┌──

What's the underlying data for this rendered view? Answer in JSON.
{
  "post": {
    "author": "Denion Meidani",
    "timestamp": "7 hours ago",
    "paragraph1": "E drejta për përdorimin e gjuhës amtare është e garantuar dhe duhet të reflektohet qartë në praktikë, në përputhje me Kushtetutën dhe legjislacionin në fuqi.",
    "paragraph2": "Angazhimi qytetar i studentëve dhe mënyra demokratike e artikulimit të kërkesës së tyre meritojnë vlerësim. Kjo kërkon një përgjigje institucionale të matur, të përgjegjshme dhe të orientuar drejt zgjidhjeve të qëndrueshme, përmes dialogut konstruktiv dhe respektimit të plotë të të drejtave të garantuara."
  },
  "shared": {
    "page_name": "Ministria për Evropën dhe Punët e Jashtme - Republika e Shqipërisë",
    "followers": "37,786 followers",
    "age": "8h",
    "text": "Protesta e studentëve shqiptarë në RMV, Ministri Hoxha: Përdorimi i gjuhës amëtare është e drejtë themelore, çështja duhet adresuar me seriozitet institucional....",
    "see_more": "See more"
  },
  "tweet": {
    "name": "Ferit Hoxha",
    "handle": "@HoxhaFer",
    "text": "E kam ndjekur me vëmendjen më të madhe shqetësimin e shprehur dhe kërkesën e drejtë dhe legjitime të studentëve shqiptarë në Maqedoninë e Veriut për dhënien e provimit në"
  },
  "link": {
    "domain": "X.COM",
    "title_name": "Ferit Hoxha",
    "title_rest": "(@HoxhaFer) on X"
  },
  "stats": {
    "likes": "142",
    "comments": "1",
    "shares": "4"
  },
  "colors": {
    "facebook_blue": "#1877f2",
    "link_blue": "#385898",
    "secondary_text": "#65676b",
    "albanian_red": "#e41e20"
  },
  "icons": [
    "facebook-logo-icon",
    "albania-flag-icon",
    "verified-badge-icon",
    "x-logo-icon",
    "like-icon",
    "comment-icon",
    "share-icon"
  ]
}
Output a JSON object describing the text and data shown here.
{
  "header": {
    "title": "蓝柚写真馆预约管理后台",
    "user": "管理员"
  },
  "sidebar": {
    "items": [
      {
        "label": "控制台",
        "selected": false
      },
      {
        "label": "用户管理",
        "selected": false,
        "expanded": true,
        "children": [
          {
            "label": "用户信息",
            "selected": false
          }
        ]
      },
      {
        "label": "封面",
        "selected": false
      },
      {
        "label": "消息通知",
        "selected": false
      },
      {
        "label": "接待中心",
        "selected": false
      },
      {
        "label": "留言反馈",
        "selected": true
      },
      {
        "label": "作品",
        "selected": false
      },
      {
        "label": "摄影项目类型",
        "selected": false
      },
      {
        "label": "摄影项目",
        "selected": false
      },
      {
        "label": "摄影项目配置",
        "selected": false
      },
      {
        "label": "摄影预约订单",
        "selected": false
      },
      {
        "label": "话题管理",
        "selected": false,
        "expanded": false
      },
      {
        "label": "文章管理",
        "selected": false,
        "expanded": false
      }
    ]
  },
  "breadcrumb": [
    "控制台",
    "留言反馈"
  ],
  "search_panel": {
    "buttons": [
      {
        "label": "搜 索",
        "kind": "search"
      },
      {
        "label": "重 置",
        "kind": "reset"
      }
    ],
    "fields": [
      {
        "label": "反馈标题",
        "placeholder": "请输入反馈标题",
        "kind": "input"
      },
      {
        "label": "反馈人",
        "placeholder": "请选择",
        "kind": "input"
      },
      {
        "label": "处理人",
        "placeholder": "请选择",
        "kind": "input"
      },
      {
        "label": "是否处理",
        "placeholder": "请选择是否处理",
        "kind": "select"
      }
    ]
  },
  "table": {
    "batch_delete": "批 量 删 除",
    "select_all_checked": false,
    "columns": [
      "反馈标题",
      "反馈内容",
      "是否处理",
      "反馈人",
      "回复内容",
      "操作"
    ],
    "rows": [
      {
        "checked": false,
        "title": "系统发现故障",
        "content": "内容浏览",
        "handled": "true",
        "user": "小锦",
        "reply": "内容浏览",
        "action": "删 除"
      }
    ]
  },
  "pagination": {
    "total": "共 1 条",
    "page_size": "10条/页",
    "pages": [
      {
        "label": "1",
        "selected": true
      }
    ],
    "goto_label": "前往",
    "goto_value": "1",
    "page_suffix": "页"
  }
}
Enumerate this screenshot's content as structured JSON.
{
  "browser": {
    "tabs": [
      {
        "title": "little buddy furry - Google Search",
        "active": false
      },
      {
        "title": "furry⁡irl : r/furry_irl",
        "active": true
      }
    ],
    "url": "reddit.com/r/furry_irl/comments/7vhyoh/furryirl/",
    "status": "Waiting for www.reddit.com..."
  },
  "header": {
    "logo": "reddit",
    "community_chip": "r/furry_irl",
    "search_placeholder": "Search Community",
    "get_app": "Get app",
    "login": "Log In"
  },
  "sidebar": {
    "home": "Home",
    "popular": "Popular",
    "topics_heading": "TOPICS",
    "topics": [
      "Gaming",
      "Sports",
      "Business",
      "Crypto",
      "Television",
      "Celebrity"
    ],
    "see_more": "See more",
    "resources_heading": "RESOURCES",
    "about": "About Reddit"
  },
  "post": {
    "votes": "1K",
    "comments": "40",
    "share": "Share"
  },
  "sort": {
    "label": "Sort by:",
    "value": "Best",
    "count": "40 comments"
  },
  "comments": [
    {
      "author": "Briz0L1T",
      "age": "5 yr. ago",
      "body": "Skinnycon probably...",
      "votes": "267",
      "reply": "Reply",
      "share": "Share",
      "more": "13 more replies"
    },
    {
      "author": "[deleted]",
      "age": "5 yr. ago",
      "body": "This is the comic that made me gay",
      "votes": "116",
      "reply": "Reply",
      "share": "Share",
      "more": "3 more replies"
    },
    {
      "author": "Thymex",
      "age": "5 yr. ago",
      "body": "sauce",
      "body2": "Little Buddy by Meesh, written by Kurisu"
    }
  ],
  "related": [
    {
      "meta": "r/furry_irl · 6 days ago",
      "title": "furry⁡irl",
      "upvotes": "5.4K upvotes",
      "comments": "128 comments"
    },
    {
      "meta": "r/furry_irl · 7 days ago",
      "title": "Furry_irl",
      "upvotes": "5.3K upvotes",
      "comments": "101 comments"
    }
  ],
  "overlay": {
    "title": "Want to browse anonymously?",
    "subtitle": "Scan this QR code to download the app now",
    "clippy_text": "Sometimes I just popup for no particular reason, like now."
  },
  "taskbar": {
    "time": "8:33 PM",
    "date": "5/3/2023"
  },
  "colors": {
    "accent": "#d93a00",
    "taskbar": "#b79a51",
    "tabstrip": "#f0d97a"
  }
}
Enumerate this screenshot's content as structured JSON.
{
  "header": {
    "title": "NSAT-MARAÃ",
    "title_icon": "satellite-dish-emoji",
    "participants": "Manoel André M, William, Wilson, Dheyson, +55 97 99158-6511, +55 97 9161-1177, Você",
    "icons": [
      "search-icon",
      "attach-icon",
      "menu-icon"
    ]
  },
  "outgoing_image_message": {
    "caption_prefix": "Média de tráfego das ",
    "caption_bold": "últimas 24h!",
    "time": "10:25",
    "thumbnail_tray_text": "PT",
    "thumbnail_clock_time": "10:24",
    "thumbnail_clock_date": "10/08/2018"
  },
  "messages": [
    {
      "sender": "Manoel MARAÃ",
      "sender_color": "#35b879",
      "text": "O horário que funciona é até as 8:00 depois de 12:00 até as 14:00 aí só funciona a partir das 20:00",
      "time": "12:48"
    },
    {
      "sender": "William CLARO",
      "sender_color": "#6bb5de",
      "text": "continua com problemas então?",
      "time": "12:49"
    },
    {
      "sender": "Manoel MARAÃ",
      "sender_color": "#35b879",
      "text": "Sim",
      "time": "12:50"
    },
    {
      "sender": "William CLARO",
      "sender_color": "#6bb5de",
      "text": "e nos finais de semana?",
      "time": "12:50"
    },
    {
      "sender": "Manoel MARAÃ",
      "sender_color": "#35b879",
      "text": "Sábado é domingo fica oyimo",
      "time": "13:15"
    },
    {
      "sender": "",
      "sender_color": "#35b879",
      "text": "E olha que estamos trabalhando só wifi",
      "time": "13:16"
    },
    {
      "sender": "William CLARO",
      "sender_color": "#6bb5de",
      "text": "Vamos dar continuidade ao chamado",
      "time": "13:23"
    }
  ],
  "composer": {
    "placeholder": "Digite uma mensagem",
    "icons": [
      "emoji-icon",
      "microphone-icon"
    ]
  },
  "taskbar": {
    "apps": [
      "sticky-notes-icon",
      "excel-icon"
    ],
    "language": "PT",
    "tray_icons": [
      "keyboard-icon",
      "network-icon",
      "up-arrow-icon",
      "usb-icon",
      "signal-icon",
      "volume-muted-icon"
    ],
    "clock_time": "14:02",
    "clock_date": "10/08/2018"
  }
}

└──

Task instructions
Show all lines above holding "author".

Result of this task
    "author": "Denion Meidani",
      "author": "Briz0L1T",
      "author": "[deleted]",
      "author": "Thymex",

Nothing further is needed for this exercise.